Here are a few thoughts. Landing on the heels is most natural for people who grew up wearing well-cushioned shoes. It’s also slightly more efficient than the other methods. However, it puts the greatest stresses on the shins and knees and hips. You lose the benefit of the shock-absorbing powers of your calf muscles.
Landing on your forefoot is most natural for people who grew up running barefoot or wearing minimalist shoes. It’s required for any runners who currently prefer to run in minimalist shoes. It greatly reduces stresses on shins, knees, and hips, but increases stresses on the feet.
Landing on your mid-foot is really just a variation on forefoot running.
If you change your landing habit, do so gradually-start with by running with your new landing for just a couple of minutes during a longer run. Gradually increase the time over the next few weeks, and see how it feels.
Pay particular attention to fit. Shoes should be form-fitting, but loose enough that your feet have room to swell a bit-which they will, especially on long runs in warmer weather. It’s imperative that your toes have wiggle room. Beware of any rubbing. What feels like a mild annoyance in the shoe store could turn into a screaming blister 5 miles down the road.
Also pay attention to the basic shoe type. Running shoes can be described as motion control, cushioning, or neutral. Motion control shoes offer extra stability and support for runners whose feet overpronate (collapse inward while landing). Overpronators often have flat feet with very flexible arches, and are at risk of ankle, knee, and hip problems.
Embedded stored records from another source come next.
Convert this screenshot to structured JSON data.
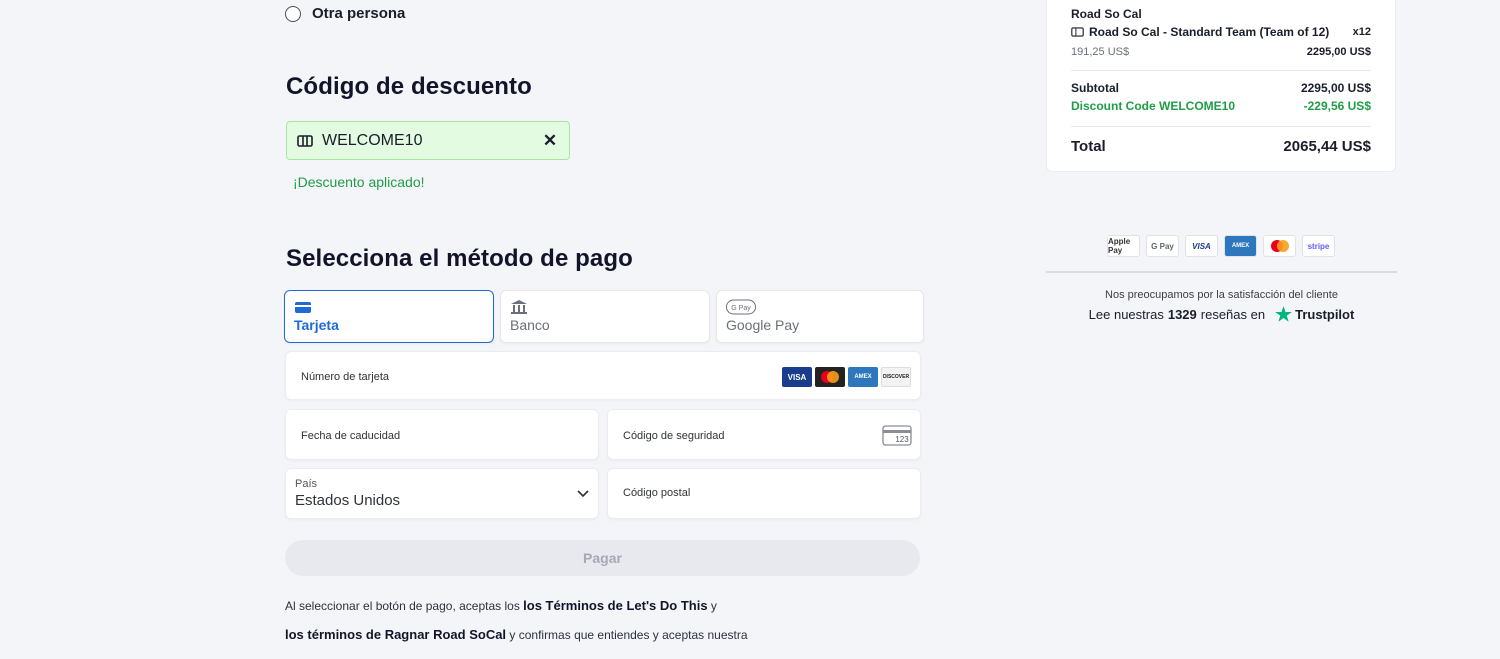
{
  "participant": {
    "other_person_label": "Otra persona"
  },
  "discount": {
    "heading": "Código de descuento",
    "code": "WELCOME10",
    "applied_message": "¡Descuento aplicado!"
  },
  "payment": {
    "heading": "Selecciona el método de pago",
    "tabs": [
      {
        "label": "Tarjeta",
        "icon": "credit-card-icon",
        "active": true
      },
      {
        "label": "Banco",
        "icon": "bank-icon",
        "active": false
      },
      {
        "label": "Google Pay",
        "icon": "google-pay-icon",
        "active": false
      }
    ],
    "card_number_label": "Número de tarjeta",
    "card_brands": [
      "VISA",
      "Mastercard",
      "AMEX",
      "DISCOVER"
    ],
    "expiry_label": "Fecha de caducidad",
    "cvc_label": "Código de seguridad",
    "cvc_icon_text": "123",
    "country_label": "País",
    "country_value": "Estados Unidos",
    "zip_label": "Código postal",
    "pay_button": "Pagar"
  },
  "legal": {
    "line1_pre": "Al seleccionar el botón de pago, aceptas los ",
    "line1_link": "los Términos de Let's Do This",
    "line1_post": " y",
    "line2_link": "los términos de Ragnar Road SoCal",
    "line2_post": " y confirmas que entiendes y aceptas nuestra"
  },
  "summary": {
    "event": "Road So Cal",
    "item_name": "Road So Cal - Standard Team (Team of 12)",
    "item_qty": "x12",
    "unit_price": "191,25 US$",
    "line_total": "2295,00 US$",
    "subtotal_label": "Subtotal",
    "subtotal_value": "2295,00 US$",
    "discount_label": "Discount Code WELCOME10",
    "discount_value": "-229,56 US$",
    "total_label": "Total",
    "total_value": "2065,44 US$"
  },
  "payment_logos": [
    "Apple Pay",
    "G Pay",
    "VISA",
    "AMEX",
    "Mastercard",
    "stripe"
  ],
  "trust": {
    "care_text": "Nos preocupamos por la satisfacción del cliente",
    "reviews_pre": "Lee nuestras",
    "reviews_count": "1329",
    "reviews_post": "reseñas en",
    "brand": "Trustpilot"
  },
  "colors": {
    "accent": "#1f6bd6",
    "success": "#1f9d46",
    "discount_bg": "#e3fbe0",
    "trustpilot": "#00b67a"
  }
}
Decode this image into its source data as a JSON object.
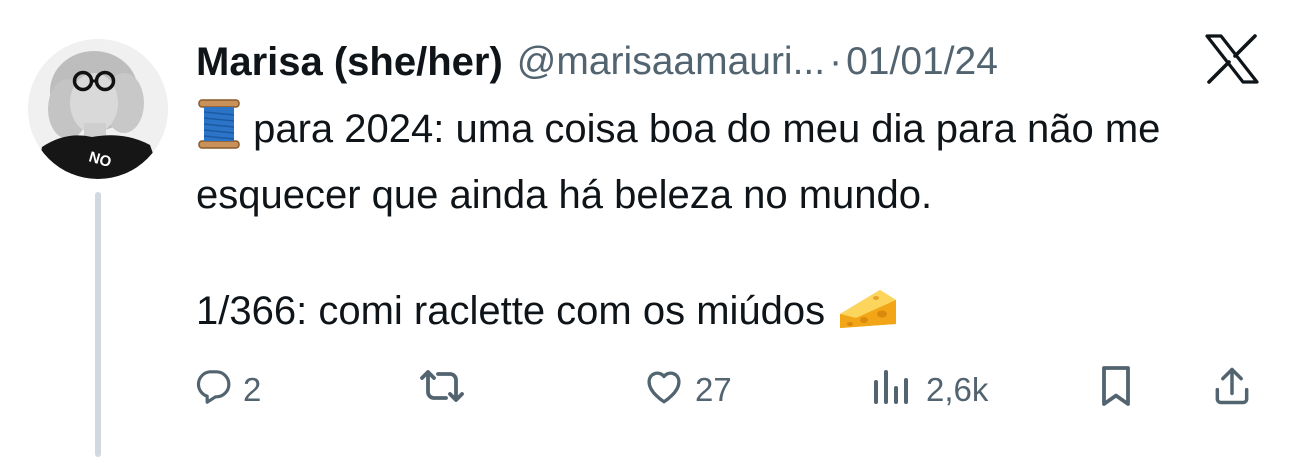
{
  "author": {
    "name": "Marisa (she/her)",
    "handle": "@marisaamauri...",
    "separator": "·",
    "date": "01/01/24",
    "avatar_shirt_text": "NO"
  },
  "platform_icon": "x-logo-icon",
  "tweet": {
    "lines": [
      {
        "emoji": "spool-of-thread-emoji",
        "text": " para 2024: uma coisa boa do meu dia para não me esquecer que ainda há beleza no mundo."
      },
      {
        "text": "1/366: comi raclette com os miúdos ",
        "emoji": "cheese-wedge-emoji"
      }
    ]
  },
  "actions": {
    "reply": {
      "icon": "reply-icon",
      "count": "2"
    },
    "retweet": {
      "icon": "retweet-icon",
      "count": ""
    },
    "like": {
      "icon": "heart-icon",
      "count": "27"
    },
    "views": {
      "icon": "views-icon",
      "count": "2,6k"
    },
    "bookmark": {
      "icon": "bookmark-icon"
    },
    "share": {
      "icon": "share-icon"
    }
  },
  "colors": {
    "text_primary": "#0f1419",
    "text_secondary": "#536471",
    "thread_line": "#cfd9de",
    "background": "#ffffff"
  }
}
Motion control shoes help correct the exaggerate motion these runners’ feet.
Cushioning shoes offer less support and more shock absorption. They’re favored by runners who tend to under-pronate, and who have high, rigid arches.
Neutral shoes are right in the middle, with average cushioning and average support and stability. Neutral shoes work for runners with neutral feet. They are also often favored by runners who prefer to correct foot problems with aftermarket insoles, or prescription orthotics.
Finally, look at the intended purpose of the shoe. If you’re just starting out, you’ll probably be well served by an all-purpose trainer rather than a super-lightweight racing shoe. A solid workhorse training shoe will be more durable and give you many more miles of comfort and support.
Which is to say, make sure you drink enough water. As the weeks progress and your runs get longer, it will become more essential that you have access to water during your runs. If your route doesn’t pass park water fountains, consider a hand flask or a hydration vest.
This is purely optional, but many runners enjoy the company and motivation of running buddies. Just make sure you’re all at a comparable level, so that no one is forced to run at a too-fast pace.
Be sure to listen to your body. Don’t push through any joint or foot pain. Your ambition may be rewarded by crutches! And let yourself progress slowly, so you don’t burn out. Keeping it fun is the best way to stay motivated.